An investigation into an accident that toppled a crane working on the Bay Bridge Thursday is expected to take around a month but shouldn't delay construction or the new bridge's opening, officials said today.
At least one of the cranes involved in yesterday's accident was towed back to the Bay Bridge construction campus today as the investigation into Thursday's accident gets underway, Bay Bridge spokesman Andrew Gordon said.
It remains unclear exactly which agencies might be involved, but the investigation is expected to take around a month, he said.
Two cranes supported on barges were working in tandem to lower a 129-ton section of the temporary support structure for the bridge's new suspension span via a large basket onto a barge when the accident occurred, Metropolitan Transportation Commission spokesman John Goodwin said Thursday.

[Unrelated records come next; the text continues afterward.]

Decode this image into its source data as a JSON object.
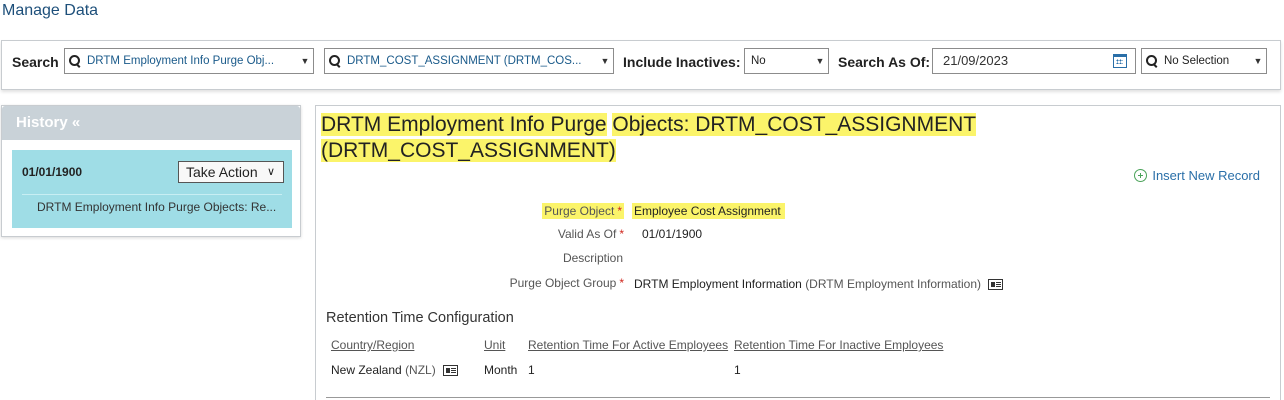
{
  "page": {
    "title": "Manage Data"
  },
  "search": {
    "label": "Search",
    "object_type": "DRTM Employment Info Purge Obj...",
    "object_instance": "DRTM_COST_ASSIGNMENT (DRTM_COS...",
    "include_inactives_label": "Include Inactives:",
    "include_inactives_value": "No",
    "search_as_of_label": "Search As Of:",
    "search_as_of_value": "21/09/2023",
    "filter_value": "No Selection"
  },
  "history": {
    "title": "History «",
    "entry": {
      "date": "01/01/1900",
      "action_label": "Take Action",
      "description": "DRTM Employment Info Purge Objects: Re..."
    }
  },
  "record": {
    "title_part1": "DRTM Employment Info Purge",
    "title_part2": "Objects: DRTM_COST_ASSIGNMENT",
    "title_part3": "(DRTM_COST_ASSIGNMENT)",
    "insert_label": "Insert New Record",
    "fields": {
      "purge_object_label": "Purge Object",
      "purge_object_value": "Employee Cost Assignment",
      "valid_as_of_label": "Valid As Of",
      "valid_as_of_value": "01/01/1900",
      "description_label": "Description",
      "purge_group_label": "Purge Object Group",
      "purge_group_value": "DRTM Employment Information",
      "purge_group_code": "(DRTM Employment Information)"
    },
    "required_mark": "*",
    "retention": {
      "title": "Retention Time Configuration",
      "columns": [
        "Country/Region",
        "Unit",
        "Retention Time For Active Employees",
        "Retention Time For Inactive Employees"
      ],
      "row": {
        "country": "New Zealand",
        "country_code": "(NZL)",
        "unit": "Month",
        "active": "1",
        "inactive": "1"
      }
    }
  },
  "icons": {
    "search": "search-icon",
    "caret": "caret-down-icon",
    "calendar": "calendar-icon",
    "add": "add-circle-icon",
    "quick_card": "quick-card-icon"
  },
  "colors": {
    "highlight": "#fbf46a",
    "history_card": "#9fdde6",
    "link": "#2a6fa8",
    "required": "#d0271d"
  }
}
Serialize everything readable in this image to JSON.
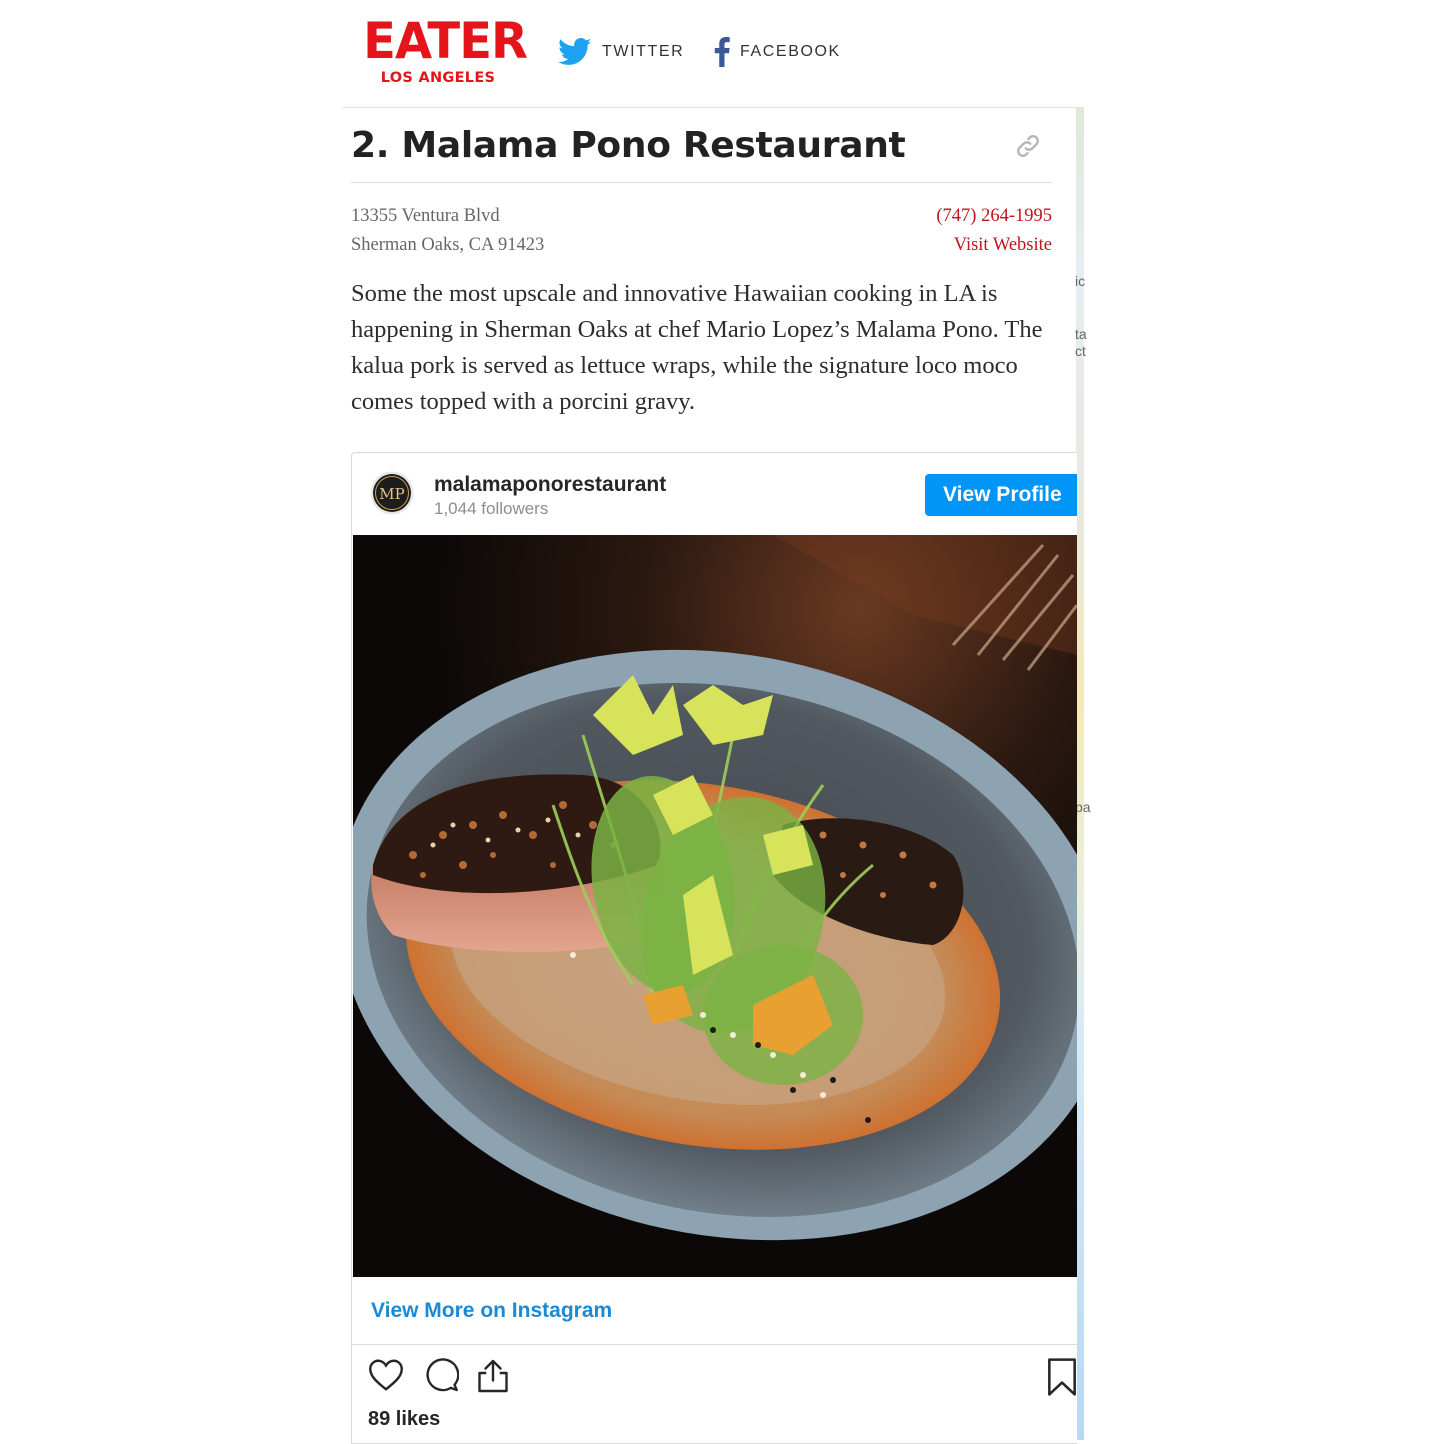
{
  "brand": {
    "logo_main": "EATER",
    "logo_sub": "LOS ANGELES",
    "color": "#e5141b"
  },
  "share": {
    "twitter_label": "TWITTER",
    "facebook_label": "FACEBOOK",
    "twitter_icon": "twitter-bird-icon",
    "facebook_icon": "facebook-f-icon"
  },
  "map_fragments": [
    "ic",
    "ta\nct",
    "pa"
  ],
  "entry": {
    "title": "2. Malama Pono Restaurant",
    "link_icon": "link-icon",
    "address_line1": "13355 Ventura Blvd",
    "address_line2": "Sherman Oaks, CA 91423",
    "phone": "(747) 264-1995",
    "website_label": "Visit Website",
    "description": "Some the most upscale and innovative Hawaiian cooking in LA is happening in Sherman Oaks at chef Mario Lopez’s Malama Pono. The kalua pork is served as lettuce wraps, while the signature loco moco comes topped with a porcini gravy."
  },
  "instagram": {
    "avatar_initials": "MP",
    "username": "malamaponorestaurant",
    "followers": "1,044 followers",
    "view_profile_label": "View Profile",
    "view_more_label": "View More on Instagram",
    "likes": "89 likes",
    "accent": "#0095f6",
    "actions": [
      "heart-icon",
      "comment-icon",
      "share-icon",
      "bookmark-icon"
    ]
  }
}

For reasons that have yet to be determined, at about 12:15 p.m., the temporary structure fell out of the basket and onto the empty barge below, causing the crane and its 168-foot boom to lose its center of gravity and also topple over, Goodwin said.
The temporary steel structure punctured the 99- by 88-foot barge but did not sink it. There were four people conducting the work -- two crane operators and two ironworkers -- but no one was injured in the incident, according to Goodwin.
The reconstructed and seismically upgraded Bay Bridge is scheduled to open Labor Day weekend with a grand multi-day celebration.
Officials said today that the crane accident will not slow construction, since it halts only the removal of temporary support structures for the 2,047-foot suspension span east of Yerba Buena Island. The span is already self-supporting.